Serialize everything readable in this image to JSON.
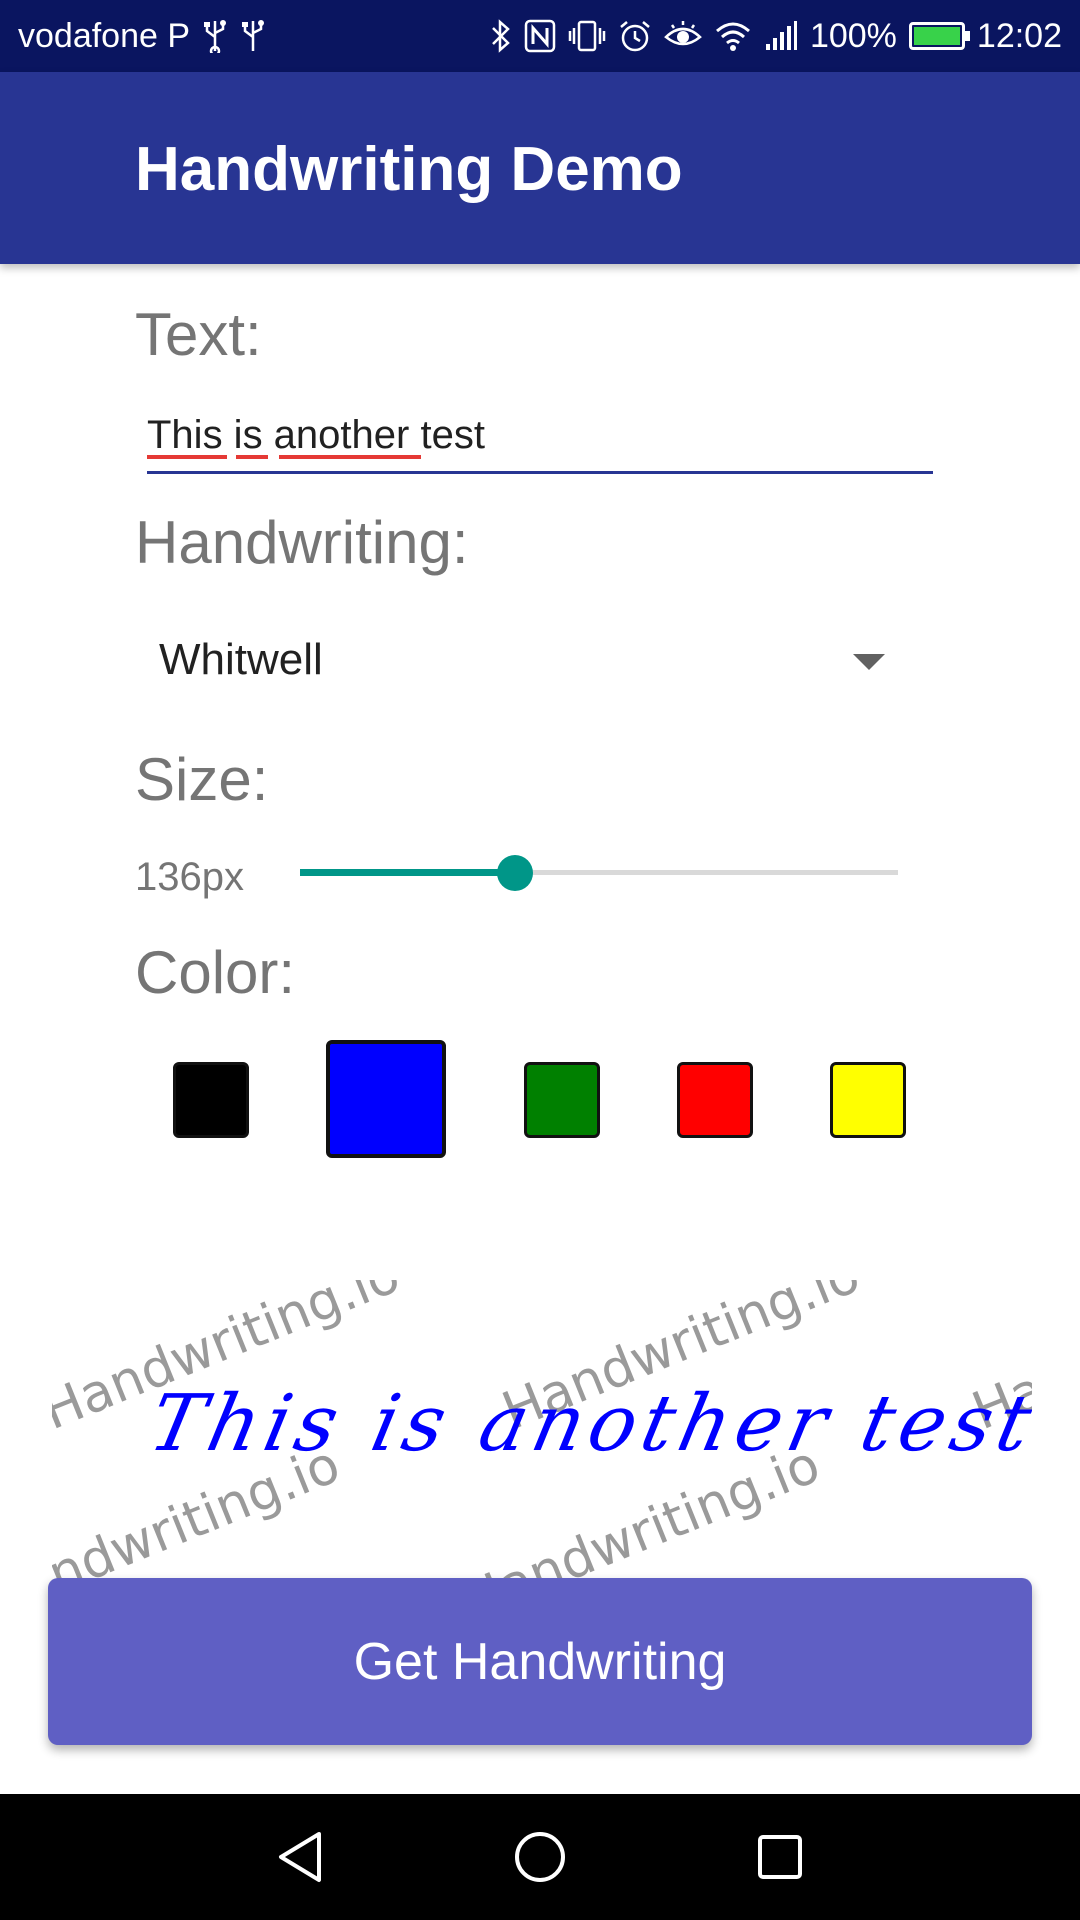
{
  "status_bar": {
    "carrier": "vodafone P",
    "battery_label": "100%",
    "battery_level": 1.0,
    "time": "12:02",
    "icons": [
      "usb-icon",
      "usb-icon",
      "bluetooth-icon",
      "nfc-icon",
      "vibrate-icon",
      "alarm-icon",
      "eye-comfort-icon",
      "wifi-icon",
      "signal-icon",
      "battery-icon"
    ]
  },
  "app_bar": {
    "title": "Handwriting Demo"
  },
  "form": {
    "text_label": "Text:",
    "text_value": "This is another test",
    "handwriting_label": "Handwriting:",
    "handwriting_selected": "Whitwell",
    "size_label": "Size:",
    "size_value": "136px",
    "size_slider_fraction": 0.36,
    "color_label": "Color:",
    "colors": [
      {
        "name": "black",
        "hex": "#000000",
        "selected": false
      },
      {
        "name": "blue",
        "hex": "#0000ff",
        "selected": true
      },
      {
        "name": "green",
        "hex": "#008000",
        "selected": false
      },
      {
        "name": "red",
        "hex": "#ff0000",
        "selected": false
      },
      {
        "name": "yellow",
        "hex": "#ffff00",
        "selected": false
      }
    ],
    "accent_color": "#283593",
    "slider_color": "#009688"
  },
  "preview": {
    "handwritten_text": "This is another test",
    "ink_color": "#0000ff",
    "watermark": "Handwriting.io"
  },
  "action_button": {
    "label": "Get Handwriting",
    "color": "#5f5fc4"
  },
  "nav_bar": {
    "icons": [
      "back-icon",
      "home-icon",
      "recents-icon"
    ]
  }
}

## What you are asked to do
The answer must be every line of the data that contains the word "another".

## Solution to this exercise
    "text_value": "This is another test",
    "handwritten_text": "This is another test",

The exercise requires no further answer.